Upscaling nature-based solutions in urban areas across Europe
In the large transdisciplinary project NATURVATION, Hens Runhaar, associate professor of nature-inclusive planning and agriculture, and colleagues identified structural barriers of upscaling nature-based solutions in six urban areas across Europe. Hens Runhaar explains, "The most important barriers are getting projects funded, competition with vested interests and lack of space, cooperation and proper assessment of the benefits of nature-based solutions". Importantly, barriers differ per country which requires site-specific approaches of applying nature-based solutions.
Contribution of NATURVATION in the Netherlands
In Utrecht (The Netherlands), the project generated input to the environmental visions of Utrecht city, as well as a business model puzzle, as a dialogue tool for nature-based solution funding, used in Manchester, Melbourne and by the European Commission.
Mangrove-based solutions in the Mekong delta
Flood protection and economic benefit
Provided that enough space is available in urban coastal zones, mangroves can be planted or regenerated and used as a nature-based solution. While mangroves protect against coastal flooding and erosion, they also provide economic opportunities in terms of shrimp farming.
To ensure the livelihood of farmers, active involvement from local stakeholders is crucial
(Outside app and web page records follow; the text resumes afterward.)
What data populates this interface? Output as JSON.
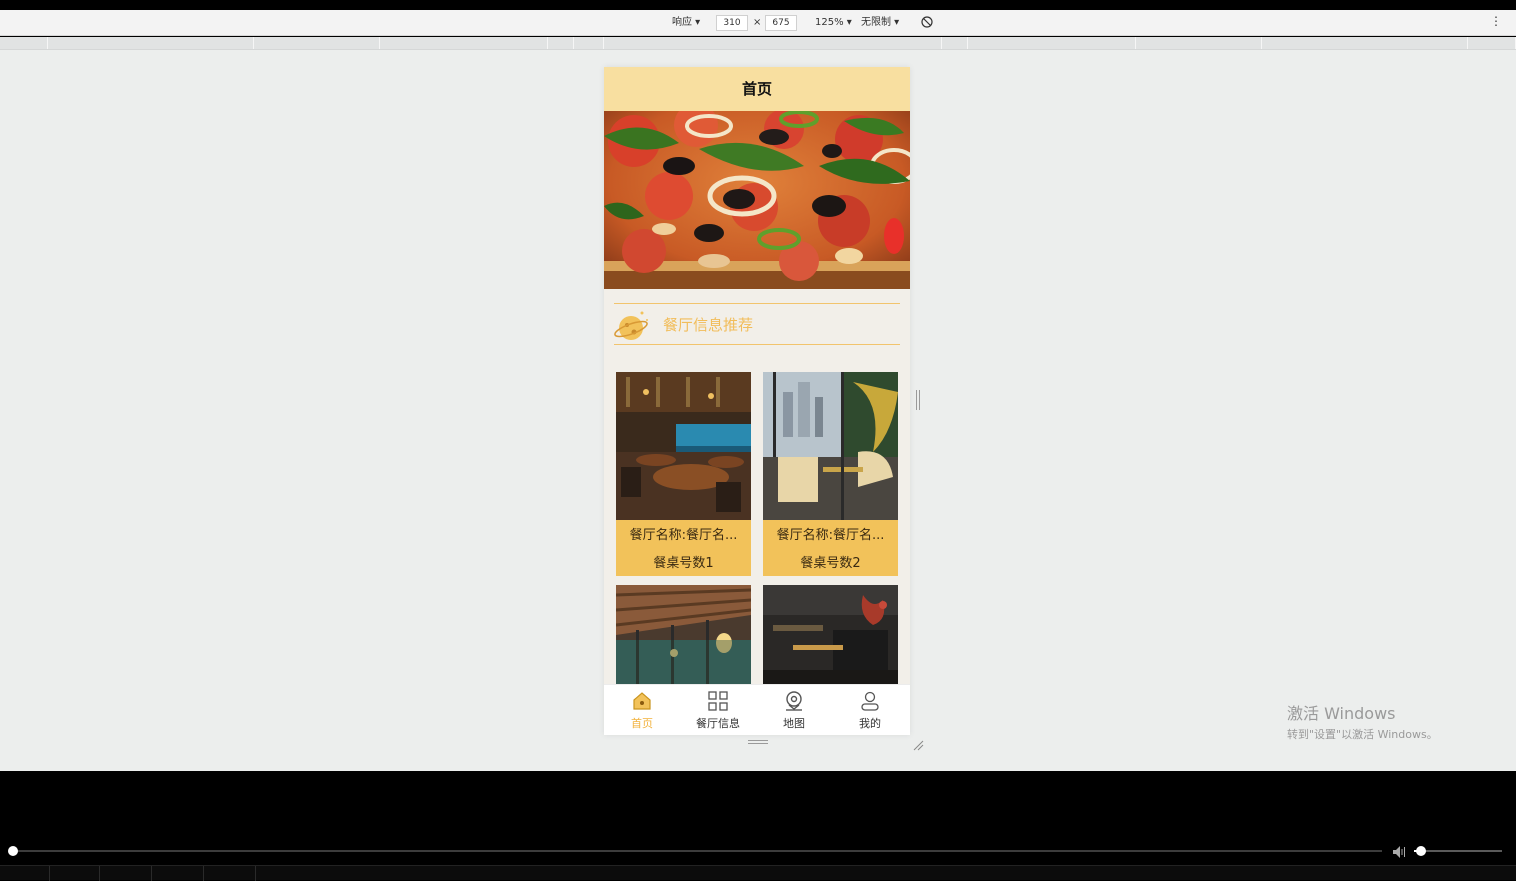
{
  "devtools": {
    "device_mode": "响应 ▾",
    "width": "310",
    "times": "×",
    "height": "675",
    "zoom": "125% ▾",
    "throttle": "无限制 ▾",
    "rotate_icon": "rotate-icon",
    "more_icon": "more-icon",
    "more_label": "⋮"
  },
  "app": {
    "page_title": "首页",
    "section_title": "餐厅信息推荐",
    "cards": [
      {
        "name": "餐厅名称:餐厅名...",
        "tables": "餐桌号数1"
      },
      {
        "name": "餐厅名称:餐厅名...",
        "tables": "餐桌号数2"
      }
    ],
    "tabs": [
      {
        "label": "首页",
        "icon": "home-icon",
        "active": true
      },
      {
        "label": "餐厅信息",
        "icon": "grid-icon",
        "active": false
      },
      {
        "label": "地图",
        "icon": "map-pin-icon",
        "active": false
      },
      {
        "label": "我的",
        "icon": "user-icon",
        "active": false
      }
    ],
    "colors": {
      "header": "#f8dfa0",
      "accent": "#f2b33e",
      "card": "#f2c25a",
      "background": "#f2efe9"
    }
  },
  "windows": {
    "activate_title": "激活 Windows",
    "activate_sub": "转到\"设置\"以激活 Windows。"
  },
  "player": {
    "seek_progress": 0.0,
    "volume": 0.08
  }
}
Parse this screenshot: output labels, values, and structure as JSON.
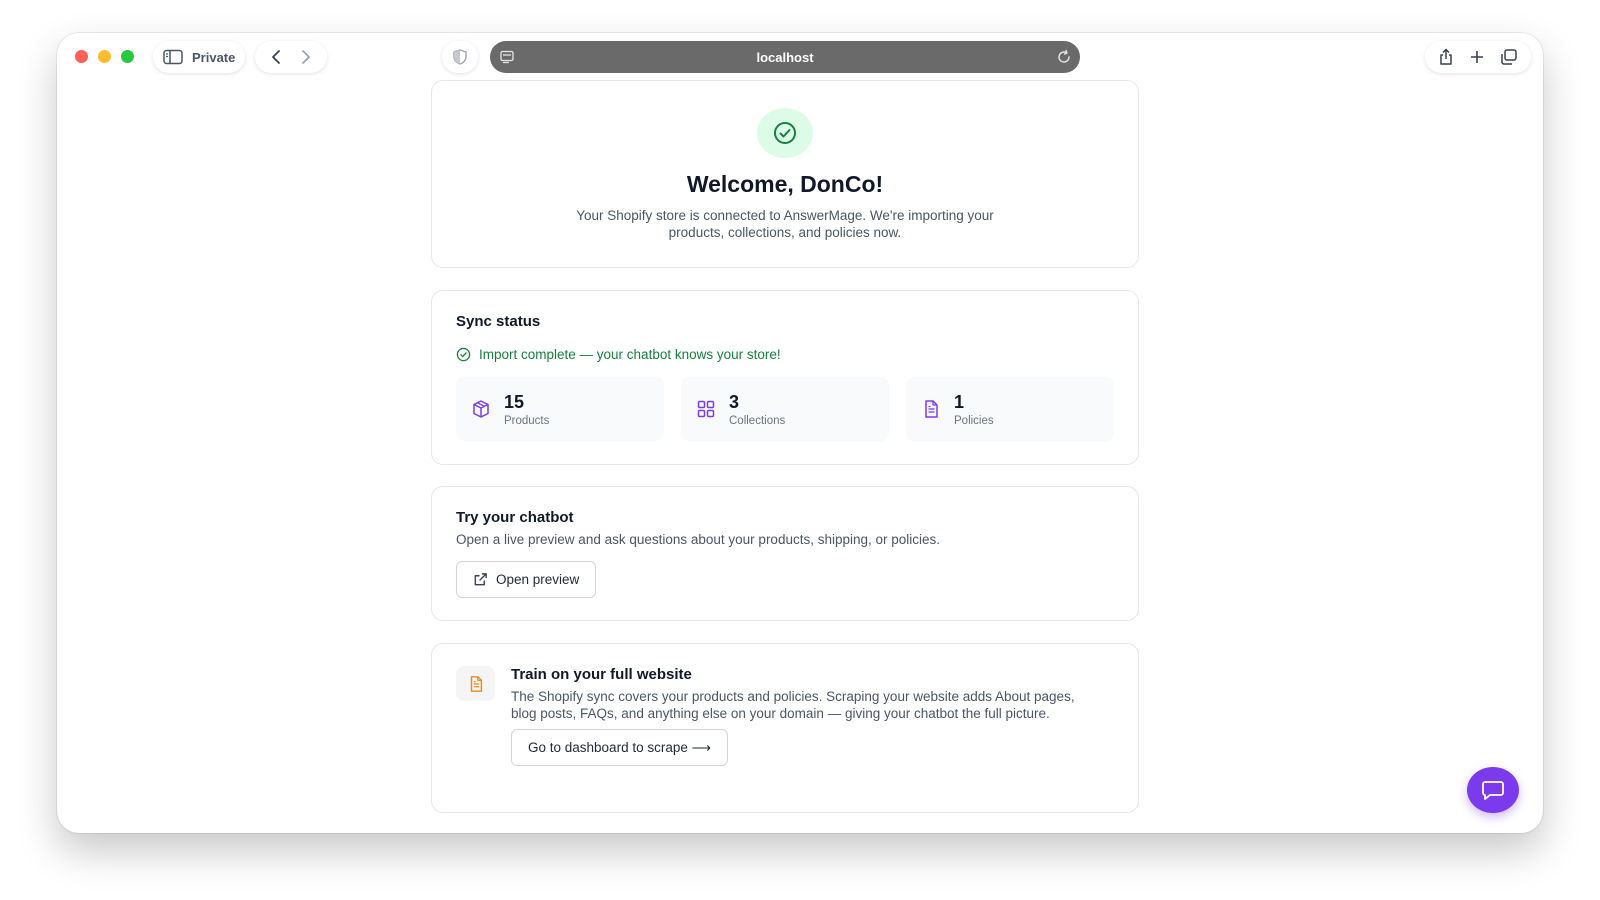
{
  "browser": {
    "private_label": "Private",
    "url": "localhost"
  },
  "welcome": {
    "title": "Welcome, DonCo!",
    "description": "Your Shopify store is connected to AnswerMage. We're importing your products, collections, and policies now."
  },
  "sync": {
    "title": "Sync status",
    "status_text": "Import complete — your chatbot knows your store!",
    "status_color": "#15803d",
    "stats": [
      {
        "value": "15",
        "label": "Products",
        "icon": "package-icon"
      },
      {
        "value": "3",
        "label": "Collections",
        "icon": "grid-icon"
      },
      {
        "value": "1",
        "label": "Policies",
        "icon": "document-icon"
      }
    ]
  },
  "chatbot": {
    "title": "Try your chatbot",
    "description": "Open a live preview and ask questions about your products, shipping, or policies.",
    "button_label": "Open preview"
  },
  "train": {
    "title": "Train on your full website",
    "description": "The Shopify sync covers your products and policies. Scraping your website adds About pages, blog posts, FAQs, and anything else on your domain — giving your chatbot the full picture.",
    "button_label": "Go to dashboard to scrape ⟶"
  },
  "colors": {
    "accent": "#7c3aed",
    "success": "#15803d",
    "train_icon": "#ea8a1c"
  }
}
Annisa Triyanti, postdoctoral researcher on water and climate governance in deltas, studies the governance perspective of mangrove-based solutions in coastal areas. She is analysing factors that influence the impact of international boundary organisations, which are associations created to mediate between science and policy, during the implementation of mangrove-shrimp farming in the Mekong delta. She found, “To ensure the livelihood of the involved farmers, active involvement from local governments and stakeholders in the entire value chain, including commercial sea food companies, is crucial”. International boundary organisations facilitated this collaboration.
Room for improvement
However, there was room for improvement concerning their performance: in the future, international boundary organisations need to ensure the integration of local knowledge into projects and policymaking processes and find long-term solutions to balance mangrove-shrimp farming and conservation.